[Start of Attachment]

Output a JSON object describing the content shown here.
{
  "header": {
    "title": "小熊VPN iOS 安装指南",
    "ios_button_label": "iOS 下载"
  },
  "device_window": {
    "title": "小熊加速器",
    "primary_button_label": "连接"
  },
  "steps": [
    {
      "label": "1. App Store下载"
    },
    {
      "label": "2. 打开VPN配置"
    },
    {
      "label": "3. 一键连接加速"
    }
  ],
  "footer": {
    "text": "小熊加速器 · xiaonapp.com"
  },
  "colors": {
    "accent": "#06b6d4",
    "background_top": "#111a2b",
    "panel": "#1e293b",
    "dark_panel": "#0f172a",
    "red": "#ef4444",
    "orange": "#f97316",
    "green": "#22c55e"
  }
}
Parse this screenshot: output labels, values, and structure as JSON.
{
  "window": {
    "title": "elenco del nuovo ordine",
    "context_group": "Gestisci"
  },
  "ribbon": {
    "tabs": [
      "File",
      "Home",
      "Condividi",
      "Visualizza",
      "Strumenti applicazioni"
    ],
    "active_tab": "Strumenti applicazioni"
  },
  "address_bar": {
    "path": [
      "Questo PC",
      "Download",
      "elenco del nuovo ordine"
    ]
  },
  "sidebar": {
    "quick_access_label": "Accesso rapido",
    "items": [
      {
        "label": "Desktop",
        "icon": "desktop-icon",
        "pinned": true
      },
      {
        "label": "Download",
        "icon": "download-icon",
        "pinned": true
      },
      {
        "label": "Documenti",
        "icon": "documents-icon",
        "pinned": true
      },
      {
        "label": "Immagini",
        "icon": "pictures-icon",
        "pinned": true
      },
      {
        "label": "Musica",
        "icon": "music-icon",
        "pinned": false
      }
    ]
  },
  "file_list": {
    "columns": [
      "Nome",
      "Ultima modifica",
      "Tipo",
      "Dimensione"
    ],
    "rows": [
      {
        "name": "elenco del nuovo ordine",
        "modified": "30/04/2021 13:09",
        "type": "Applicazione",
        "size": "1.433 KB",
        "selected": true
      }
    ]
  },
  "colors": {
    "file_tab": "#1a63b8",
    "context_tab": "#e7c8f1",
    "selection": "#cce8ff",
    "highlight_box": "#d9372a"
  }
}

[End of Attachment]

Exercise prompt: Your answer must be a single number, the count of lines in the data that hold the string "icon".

Completed exercise: 5